This is a long comment, but it has been a big issue for a large number of residents. We’re a month into the installation of the mixers at the sewer lagoon and the operation of the sewer odour control equipment, and the odours from the building are down to almost nothing, as the activated carbon filters do their job scrubbing the odour forming compounds from the air.

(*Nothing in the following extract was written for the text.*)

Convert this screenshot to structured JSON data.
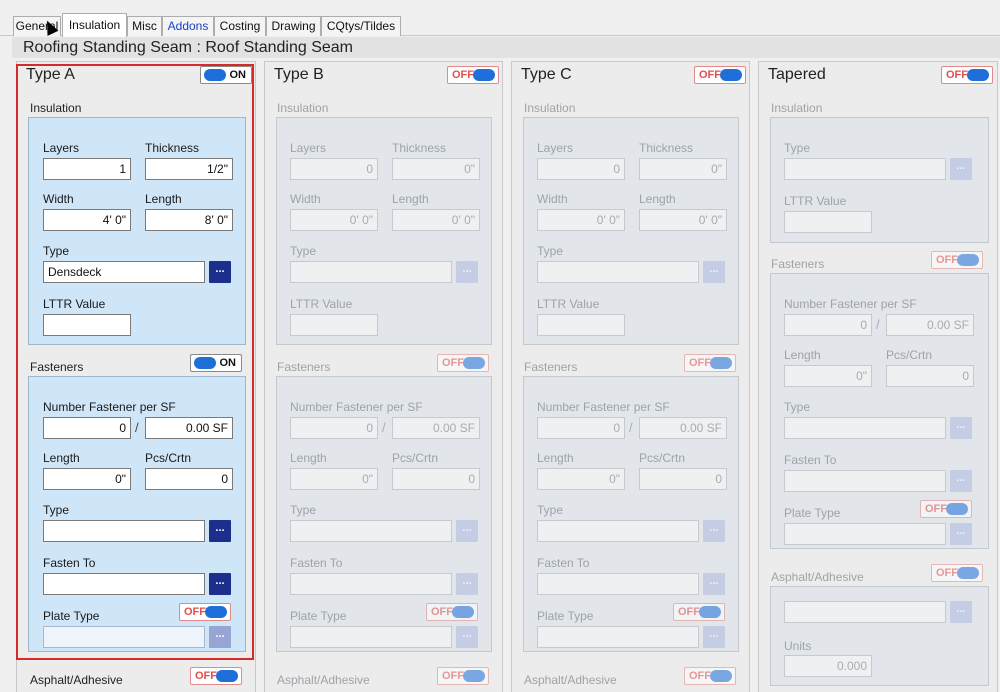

The lagoons continue to improve in health, and even with the run of hot weather over the past couple of weeks, the mixers are helping keep the ponds working in a healthy, aerobic state.The operators have found that the mixers are requiring significant cleaning, as the mixing action is bringing rags, “flushable wipes”, sanitary pads, tampons and other materials to the surface. We are hoping that this level of effort will reduce over time as these materials are removed from the ponds. Note that the City does have a Screen Separator installed, so most of the solids are screened before entering the lagoons, but if this equipment is offline for maintenance, additional solid material can enter the ponds. Here’s an article about the screening equipment:
Note that flushable wipes should not be flushed, nor should any other wipe, cloth or sanitary device other than toilet paper. Because the internet is a vast resource for discovering extreme municipal oddities, here is an article about a 14 tonne, bus sized congealed ball of fat and baby wipes that was found in a London sewer. While Revelstoke hasn’t dealt with anything that size, it is a constant issue in lift stations and sewer mains.
For the health of your sewer service, to minimize the chance of sewer backups, and to protect the City’s system; you should only flush the “three Ps”: pee, poop and toilet paper, and in the kitchen remove solids as well as cooking fats and greases from pans and dishes before washing them.
There are still some odours noticeable occasionally particularly with the hot weather, this is pretty normal for an aerated lagoon system, and the City will continue to monitor and investigate ways to limit the odours. The 5-year capital plan does have funds for sewer lagoon upgrades in 2019, over the next few years we will begin to develop options and cost estimates for these upgrades, which will likely focus on increased sewer flows due to development.